Bergamo (Italy) visit 2014

WLH_ManganoOn May 26, 2014, I was able to re-connect with Maria Flora Mangano, one of the participants in the NCA Summer Conference on Intercultural Dialogue, held in Istanbul, in 2009. We have kept in touch, as she has kept in touch with others from that event, but this is the first time we have had the opportunity to meet in person again. It took a bit of travel (I was coming in from Lugano, Switzerland, and she was coming from her home near Rome), but the conversation was worth the effort. Her work will be familiar to regular visitors to this website, as described in her post on A lesson dedicated to the genocide in Burundi: An occasion of dialogue as a space of relationship among cultures.” A chapter of hers is included in Case Studies in Intercultural Dialogue, currently in press with Kendall Hunt, and one of the results of the Istanbul conference.

Although Maria Flora already holds a PhD and has been teaching for many years now, she is currently pursuing further studies at the University of Bergamo, which is why we met there. Much of the University is located in the old city, Bergamo Alta, dating to Roman times, and many of the faculty are housed in historic buildings. This part of the city  is especially impressive, from the funicular ride up the hill on which it rests, to the grand views once you arrive. Many of Maria Flora’s classes are held in a former monastery in the lower city, with a stunning courtyard, also impressive.

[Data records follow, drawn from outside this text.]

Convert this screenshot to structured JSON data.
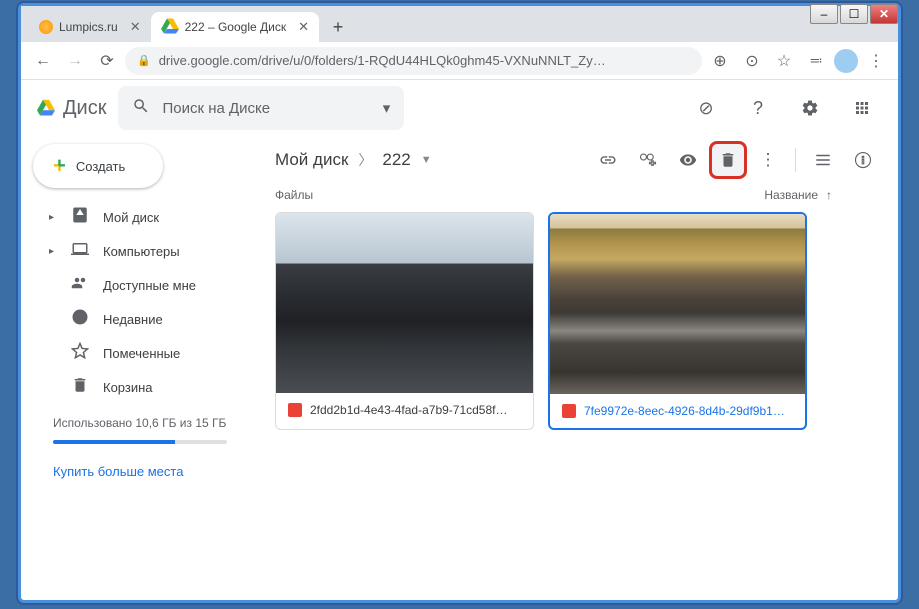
{
  "window": {
    "title": "222 – Google Диск"
  },
  "tabs": [
    {
      "title": "Lumpics.ru",
      "active": false
    },
    {
      "title": "222 – Google Диск",
      "active": true
    }
  ],
  "url": "drive.google.com/drive/u/0/folders/1-RQdU44HLQk0ghm45-VXNuNNLT_Zy…",
  "app_name": "Диск",
  "search_placeholder": "Поиск на Диске",
  "create_label": "Создать",
  "sidebar": [
    {
      "icon": "my-drive",
      "label": "Мой диск",
      "chevron": true
    },
    {
      "icon": "computers",
      "label": "Компьютеры",
      "chevron": true
    },
    {
      "icon": "shared",
      "label": "Доступные мне",
      "chevron": false
    },
    {
      "icon": "recent",
      "label": "Недавние",
      "chevron": false
    },
    {
      "icon": "starred",
      "label": "Помеченные",
      "chevron": false
    },
    {
      "icon": "trash",
      "label": "Корзина",
      "chevron": false
    }
  ],
  "storage_text": "Использовано 10,6 ГБ из 15 ГБ",
  "buy_more": "Купить больше места",
  "breadcrumb": [
    {
      "label": "Мой диск"
    },
    {
      "label": "222"
    }
  ],
  "sort": {
    "files_label": "Файлы",
    "name_label": "Название"
  },
  "files": [
    {
      "name": "2fdd2b1d-4e43-4fad-a7b9-71cd58f…",
      "selected": false
    },
    {
      "name": "7fe9972e-8eec-4926-8d4b-29df9b1…",
      "selected": true
    }
  ]
}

Wendy Leeds-Hurwitz, Director
Center for Intercultural Dialogue